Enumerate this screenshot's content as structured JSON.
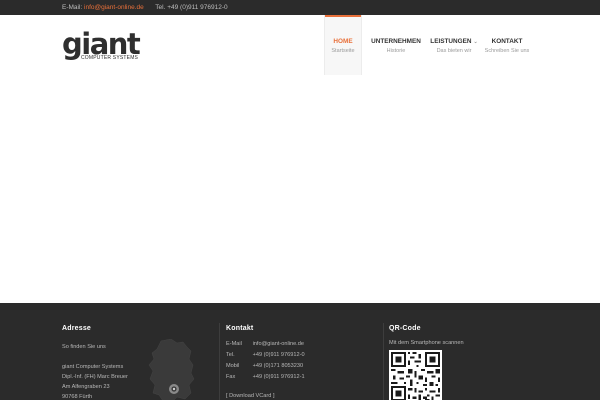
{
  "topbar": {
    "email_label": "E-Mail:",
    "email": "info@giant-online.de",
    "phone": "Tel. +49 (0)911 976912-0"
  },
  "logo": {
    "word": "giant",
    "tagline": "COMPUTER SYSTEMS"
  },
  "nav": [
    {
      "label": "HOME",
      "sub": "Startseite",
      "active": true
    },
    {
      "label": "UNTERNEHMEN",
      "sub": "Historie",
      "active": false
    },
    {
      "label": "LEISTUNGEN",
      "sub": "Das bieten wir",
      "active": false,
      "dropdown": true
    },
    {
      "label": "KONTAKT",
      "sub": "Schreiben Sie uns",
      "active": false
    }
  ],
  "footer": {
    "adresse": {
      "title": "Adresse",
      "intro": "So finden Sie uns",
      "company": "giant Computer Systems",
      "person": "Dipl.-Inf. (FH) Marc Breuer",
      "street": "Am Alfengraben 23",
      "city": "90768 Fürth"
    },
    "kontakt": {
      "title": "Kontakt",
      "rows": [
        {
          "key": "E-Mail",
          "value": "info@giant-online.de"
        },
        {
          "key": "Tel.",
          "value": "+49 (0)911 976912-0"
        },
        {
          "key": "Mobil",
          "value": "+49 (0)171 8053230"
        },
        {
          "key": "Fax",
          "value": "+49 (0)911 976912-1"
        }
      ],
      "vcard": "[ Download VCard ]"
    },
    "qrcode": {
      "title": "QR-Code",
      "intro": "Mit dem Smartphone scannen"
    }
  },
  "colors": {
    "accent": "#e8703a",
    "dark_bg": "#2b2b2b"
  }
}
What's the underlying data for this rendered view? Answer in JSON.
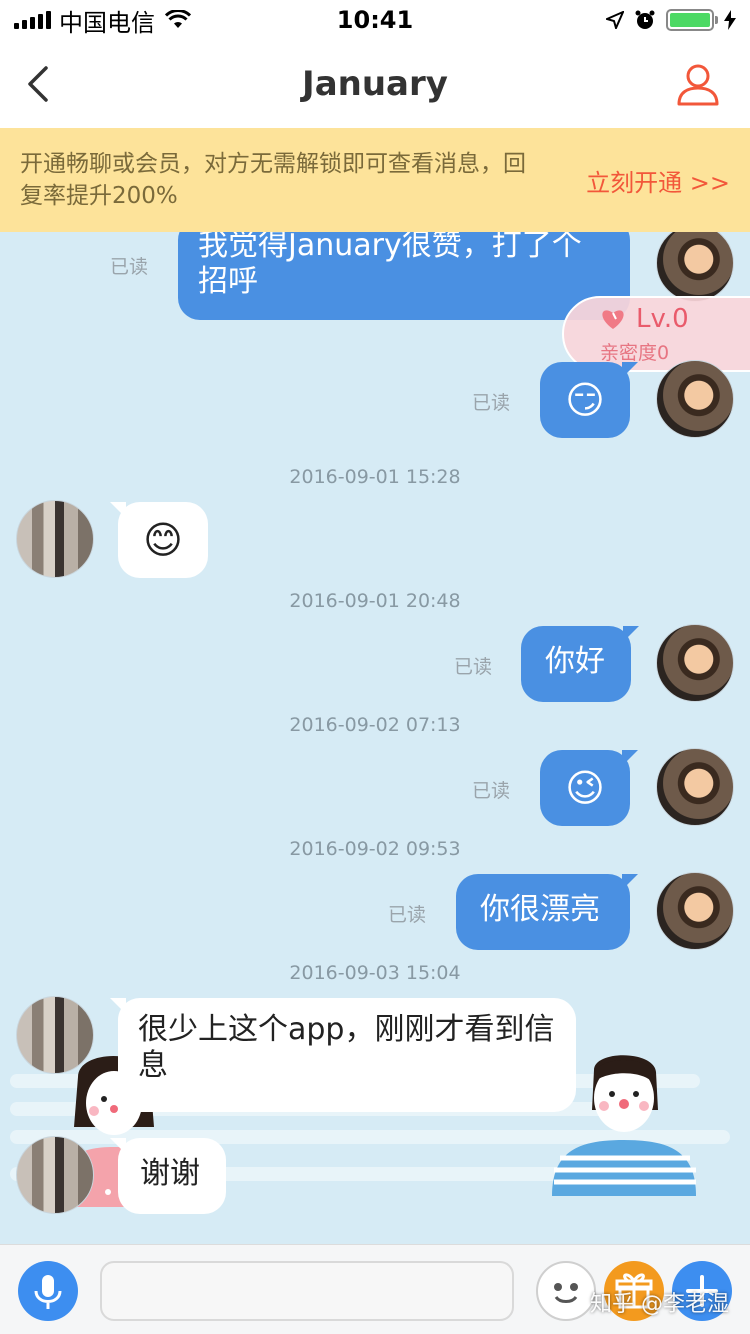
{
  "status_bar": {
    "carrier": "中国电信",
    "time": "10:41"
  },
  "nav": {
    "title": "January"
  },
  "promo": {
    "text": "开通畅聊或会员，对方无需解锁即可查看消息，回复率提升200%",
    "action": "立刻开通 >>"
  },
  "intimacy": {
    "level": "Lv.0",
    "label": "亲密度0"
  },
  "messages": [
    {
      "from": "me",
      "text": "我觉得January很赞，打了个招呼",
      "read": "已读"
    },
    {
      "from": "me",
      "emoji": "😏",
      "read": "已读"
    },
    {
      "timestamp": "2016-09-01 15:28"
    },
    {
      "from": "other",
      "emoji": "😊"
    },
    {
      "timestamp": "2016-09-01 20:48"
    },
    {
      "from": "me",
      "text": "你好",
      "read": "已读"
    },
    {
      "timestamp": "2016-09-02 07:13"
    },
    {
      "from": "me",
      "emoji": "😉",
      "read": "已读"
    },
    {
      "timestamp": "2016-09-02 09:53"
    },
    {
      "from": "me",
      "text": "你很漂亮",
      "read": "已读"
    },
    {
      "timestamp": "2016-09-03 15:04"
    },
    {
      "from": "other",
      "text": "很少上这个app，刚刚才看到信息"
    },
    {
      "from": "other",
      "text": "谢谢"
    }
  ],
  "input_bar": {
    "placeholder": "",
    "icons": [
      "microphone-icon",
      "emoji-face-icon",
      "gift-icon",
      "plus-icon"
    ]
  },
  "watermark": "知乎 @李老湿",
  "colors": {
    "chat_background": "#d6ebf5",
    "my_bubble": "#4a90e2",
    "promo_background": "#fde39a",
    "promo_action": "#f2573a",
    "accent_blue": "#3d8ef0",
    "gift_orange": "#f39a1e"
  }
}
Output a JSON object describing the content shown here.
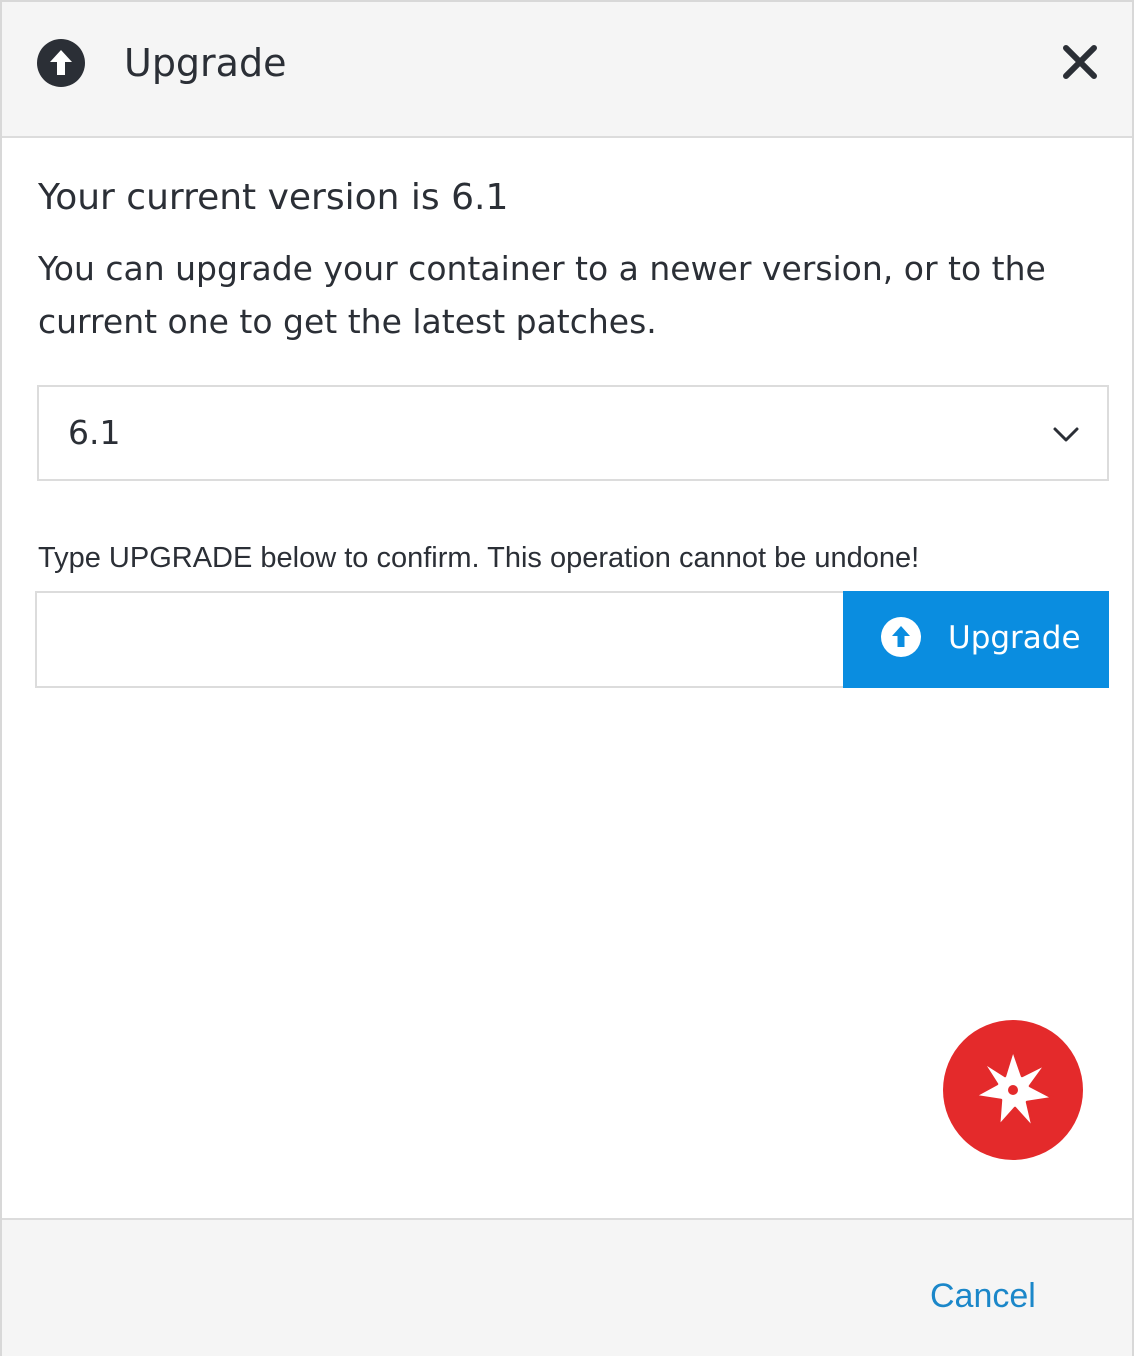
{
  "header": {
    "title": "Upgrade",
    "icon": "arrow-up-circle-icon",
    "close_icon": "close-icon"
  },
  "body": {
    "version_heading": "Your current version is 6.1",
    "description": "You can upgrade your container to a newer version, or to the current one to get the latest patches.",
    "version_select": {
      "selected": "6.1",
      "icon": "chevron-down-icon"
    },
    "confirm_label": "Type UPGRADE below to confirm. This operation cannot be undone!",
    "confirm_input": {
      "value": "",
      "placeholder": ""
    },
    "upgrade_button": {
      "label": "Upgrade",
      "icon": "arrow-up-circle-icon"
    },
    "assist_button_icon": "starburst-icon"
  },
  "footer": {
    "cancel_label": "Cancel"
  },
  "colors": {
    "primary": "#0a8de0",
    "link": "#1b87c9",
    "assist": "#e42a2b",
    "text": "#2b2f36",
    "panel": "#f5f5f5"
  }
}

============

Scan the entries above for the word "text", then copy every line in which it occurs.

    "text": "开通畅聊或会员，对方无需解锁即可查看消息，回复率提升200%",
      "text": "我觉得January很赞，打了个招呼",
      "text": "你好",
      "text": "你很漂亮",
      "text": "很少上这个app，刚刚才看到信息"
      "text": "谢谢"
    "text": "#2b2f36",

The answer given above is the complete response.